Will Gold Suffer the Same Fate as Silver?
If you’re reading this newsletter, you’re probably at least partially convinced of the value of investing in hard assets like gold.
But your broker and the guy down the street tell you investing in gold isn’t safe.
You’ll lose money. It isn’t liquid. The price will stagnate. Look what happened to silver, they say.
With all due respect, neither your broker nor the guy down the street know enough about investing in precious metals to give you advice.
Let alone enough to compare fluctuations in the gold and silver markets.
Never mind predicting the future, which we all know is a notoriously risky business.
So here are some facts about gold and silver so you can draw your own conclusions.
The Scoop on Silver
Silver is a lovely metal. It is used in jewelry, art and collectibles. It has superior thermal and electrical conduction characteristics. It also has many industrial uses including electrical and electronic components, photography and coins and medals. It is anti-microbial, so it is sometimes used in medicines. It resists corrosion and has high ductility.
There is more silver on Earth than there is gold. As a result, silver will always be less expensive than gold. Silver’s many applications means that there will always be demand for silver.
Yet despite its favorable supply and demand profile, the price of silver has suffered many highs and lows.
On Thursday March 27,1980, the price of silver fell more than 50 percent from a then high of $49.45. The catalyst for the event was a margin call on the highly leveraged silver stores owned by the Hunt brothers of Texas.
The Hunts had hoped to corner the silver market. At the time, they owned about one third of the entire world supply of available silver. COMEX adopted “Silver Rule 7” which placed limits on buying silver on margin.
When the Hunts couldn’t meet their margin calls, the silver market went into turmoil.
Silver Thursday was just one of the many times the price of silver has fallen far and fast. Silver prices tend to be very volatile. They often change based on news about gold or other precious metals. Silver market prices change often despite the stability of both supply and demand.
At the end of 2014, silver traded at about $16 per ounce. This is much lower than its historical price. World demand for silver continues to increase. Many investors are perplexed about silver’s continued low price.
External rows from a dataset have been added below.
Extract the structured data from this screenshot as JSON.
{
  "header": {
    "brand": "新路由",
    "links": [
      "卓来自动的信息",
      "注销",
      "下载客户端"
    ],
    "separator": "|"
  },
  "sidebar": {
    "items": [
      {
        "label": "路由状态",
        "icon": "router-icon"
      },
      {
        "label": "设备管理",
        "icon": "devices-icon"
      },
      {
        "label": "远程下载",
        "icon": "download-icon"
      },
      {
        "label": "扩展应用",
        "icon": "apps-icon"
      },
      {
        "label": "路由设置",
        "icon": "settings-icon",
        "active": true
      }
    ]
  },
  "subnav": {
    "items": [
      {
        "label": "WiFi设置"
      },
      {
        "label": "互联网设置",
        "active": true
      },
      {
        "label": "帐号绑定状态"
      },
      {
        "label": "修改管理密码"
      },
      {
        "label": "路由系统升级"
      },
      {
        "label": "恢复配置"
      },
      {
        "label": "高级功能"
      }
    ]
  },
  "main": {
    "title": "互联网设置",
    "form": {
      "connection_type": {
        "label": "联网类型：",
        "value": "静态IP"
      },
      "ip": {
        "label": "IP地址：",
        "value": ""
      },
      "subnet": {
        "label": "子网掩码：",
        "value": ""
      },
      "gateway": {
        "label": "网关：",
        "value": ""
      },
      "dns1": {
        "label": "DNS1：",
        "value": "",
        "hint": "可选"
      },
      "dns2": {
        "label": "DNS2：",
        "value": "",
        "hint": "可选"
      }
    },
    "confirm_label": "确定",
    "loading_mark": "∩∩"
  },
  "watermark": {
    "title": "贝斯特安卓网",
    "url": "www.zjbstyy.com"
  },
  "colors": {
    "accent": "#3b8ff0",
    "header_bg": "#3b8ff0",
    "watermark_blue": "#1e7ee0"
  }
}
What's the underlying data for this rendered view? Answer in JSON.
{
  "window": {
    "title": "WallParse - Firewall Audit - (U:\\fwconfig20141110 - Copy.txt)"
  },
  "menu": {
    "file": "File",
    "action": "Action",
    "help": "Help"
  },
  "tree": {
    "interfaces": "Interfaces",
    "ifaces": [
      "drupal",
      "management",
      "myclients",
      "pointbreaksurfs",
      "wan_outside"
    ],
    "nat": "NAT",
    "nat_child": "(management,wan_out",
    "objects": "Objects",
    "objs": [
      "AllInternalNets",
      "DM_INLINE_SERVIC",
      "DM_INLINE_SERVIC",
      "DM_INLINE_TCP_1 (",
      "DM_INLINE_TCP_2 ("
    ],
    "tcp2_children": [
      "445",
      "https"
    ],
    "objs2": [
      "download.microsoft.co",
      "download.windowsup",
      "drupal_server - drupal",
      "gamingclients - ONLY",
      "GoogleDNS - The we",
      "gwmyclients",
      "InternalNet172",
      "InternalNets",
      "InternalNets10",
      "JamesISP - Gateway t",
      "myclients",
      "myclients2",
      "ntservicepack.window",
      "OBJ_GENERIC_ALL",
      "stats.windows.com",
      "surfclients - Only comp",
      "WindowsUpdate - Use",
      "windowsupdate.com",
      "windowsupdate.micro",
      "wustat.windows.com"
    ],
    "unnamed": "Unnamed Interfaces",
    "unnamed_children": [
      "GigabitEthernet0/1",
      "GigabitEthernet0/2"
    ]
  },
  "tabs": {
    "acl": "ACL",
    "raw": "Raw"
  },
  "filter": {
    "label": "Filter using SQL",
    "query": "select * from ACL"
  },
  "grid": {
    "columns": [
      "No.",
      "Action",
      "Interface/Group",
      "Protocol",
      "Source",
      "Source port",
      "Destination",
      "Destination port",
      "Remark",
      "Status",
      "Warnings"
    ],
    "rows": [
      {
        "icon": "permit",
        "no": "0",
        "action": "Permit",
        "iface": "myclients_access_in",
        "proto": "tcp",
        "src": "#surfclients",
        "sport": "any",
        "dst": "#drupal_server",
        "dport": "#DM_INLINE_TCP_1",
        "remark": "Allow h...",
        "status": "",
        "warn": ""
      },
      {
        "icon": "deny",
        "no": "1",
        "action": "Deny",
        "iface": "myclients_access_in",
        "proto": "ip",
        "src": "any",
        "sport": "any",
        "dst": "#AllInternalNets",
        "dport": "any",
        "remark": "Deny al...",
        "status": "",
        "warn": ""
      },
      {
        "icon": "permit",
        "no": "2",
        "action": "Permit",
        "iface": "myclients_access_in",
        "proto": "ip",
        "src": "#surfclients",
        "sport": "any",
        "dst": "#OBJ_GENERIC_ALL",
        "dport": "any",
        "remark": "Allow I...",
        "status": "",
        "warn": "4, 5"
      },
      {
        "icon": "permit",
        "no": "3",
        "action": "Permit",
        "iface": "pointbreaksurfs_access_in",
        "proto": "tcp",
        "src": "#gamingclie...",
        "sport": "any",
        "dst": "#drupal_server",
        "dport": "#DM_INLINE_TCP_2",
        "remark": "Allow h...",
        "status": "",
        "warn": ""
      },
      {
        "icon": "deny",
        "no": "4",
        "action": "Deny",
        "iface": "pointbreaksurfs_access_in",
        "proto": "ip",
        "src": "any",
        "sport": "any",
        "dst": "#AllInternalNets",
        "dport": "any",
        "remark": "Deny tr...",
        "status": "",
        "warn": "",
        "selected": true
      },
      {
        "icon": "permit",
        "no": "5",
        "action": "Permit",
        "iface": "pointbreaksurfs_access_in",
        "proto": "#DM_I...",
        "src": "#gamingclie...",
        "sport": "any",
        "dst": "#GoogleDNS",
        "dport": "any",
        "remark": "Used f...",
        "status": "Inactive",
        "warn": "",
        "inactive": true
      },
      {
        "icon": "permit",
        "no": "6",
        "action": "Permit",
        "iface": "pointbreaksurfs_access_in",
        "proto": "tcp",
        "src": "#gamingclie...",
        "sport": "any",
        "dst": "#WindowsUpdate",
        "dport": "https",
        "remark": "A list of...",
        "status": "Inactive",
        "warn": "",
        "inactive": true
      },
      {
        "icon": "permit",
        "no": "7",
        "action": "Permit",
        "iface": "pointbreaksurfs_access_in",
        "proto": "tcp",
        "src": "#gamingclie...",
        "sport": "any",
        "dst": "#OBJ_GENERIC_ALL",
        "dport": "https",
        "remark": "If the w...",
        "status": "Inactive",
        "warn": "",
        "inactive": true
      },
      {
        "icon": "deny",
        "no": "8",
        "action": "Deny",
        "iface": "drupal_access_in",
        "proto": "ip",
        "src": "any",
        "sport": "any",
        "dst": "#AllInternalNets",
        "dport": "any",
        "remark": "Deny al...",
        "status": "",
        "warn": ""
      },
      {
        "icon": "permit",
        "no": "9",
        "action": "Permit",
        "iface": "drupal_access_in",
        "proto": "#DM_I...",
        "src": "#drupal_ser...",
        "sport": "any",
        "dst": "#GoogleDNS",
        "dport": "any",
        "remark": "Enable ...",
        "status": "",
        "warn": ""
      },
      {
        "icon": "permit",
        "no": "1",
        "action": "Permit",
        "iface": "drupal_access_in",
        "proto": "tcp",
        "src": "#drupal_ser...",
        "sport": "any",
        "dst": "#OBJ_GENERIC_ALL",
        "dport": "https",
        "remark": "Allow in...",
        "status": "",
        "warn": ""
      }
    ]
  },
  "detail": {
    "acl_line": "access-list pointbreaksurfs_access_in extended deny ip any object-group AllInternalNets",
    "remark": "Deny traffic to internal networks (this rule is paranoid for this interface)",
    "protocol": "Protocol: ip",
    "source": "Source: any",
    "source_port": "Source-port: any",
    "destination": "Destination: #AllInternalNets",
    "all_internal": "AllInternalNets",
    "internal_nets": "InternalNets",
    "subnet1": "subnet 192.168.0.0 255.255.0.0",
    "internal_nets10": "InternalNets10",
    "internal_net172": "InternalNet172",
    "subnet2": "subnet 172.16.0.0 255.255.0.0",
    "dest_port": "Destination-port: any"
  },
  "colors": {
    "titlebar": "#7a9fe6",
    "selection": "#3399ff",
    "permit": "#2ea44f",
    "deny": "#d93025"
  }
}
Gold is not Silver
Gold prices have historically trended upward. Despite fluctuations, the price always rose eventually.
Gold hit an all time high of $1,924 per ounce in 2013. Since then the price of gold has moved up and down, but has never passed that level. Near the end of 2013, gold sold at just under $1,200 per ounce.
Gold continues to be a rare and precious metal. There are many uses for gold. In addition to jewelry, gold is used in electronics and industrial equipment. Demand is strong. Supply is stable.
Given all that, it would seem that the price of gold should continue rising. Why is the price stagnant?
Most of the gold in use in the world is stored in central banks. For the past few years, investors have been concerned that governments would release this gold to the market to provide a boost to their flagging economies.
While the economies might have needed that boost, the huge increase in available gold would have forced the price of gold to very low levels.
Investors responded to this fear by selling gold. This had the very same effect that they feared from a government sell off. The price of gold went down even as demand and supply stayed stable.
Now that most global economies are in recovery, the fear of inflation has come back.
Gold has always been seen as a hedge against inflation. Many investors will begin turning to gold to protect their capital.
As a result, the price of gold will resume its traditional rising trend. Now is a great time to buy both silver and gold while prices are low.
Will gold suffer the same fate as silver? Yes. In fact, it already has. Both metals fell from all time highs to near record lows despite stable supply and demand. Both are currently on the rise.
The change was based on fear in both cases. The fear had little or no basis in reality. As the economy continues to improve, both metals will rise. This is an excellent time to buy gold, silver or any other precious metal.
Let’s review the positive aspects of investing in gold.
- Gold has been a source of wealth for centuries.
- People – except your broker, it seems -- love gold.
- It has many consumer and industrial uses that stabilize demand across multiple market segments.
- It has a steady yet robust supply chain that will ensure a continuous supply.
- Gold prices have almost always outpaced inflation.
- Gold is an extremely liquid investment.
- Gold is a safe place to store your money in a downturn.
Now let’s compare the negatives.
- It makes your broker nervous.
Well, who cares? It’s not your broker’s money.
Don’t worry about the value of your gold investment suddenly taking a dive. It just isn’t going to happen.
Every portfolio should include some gold for safety and security.
What are you waiting for?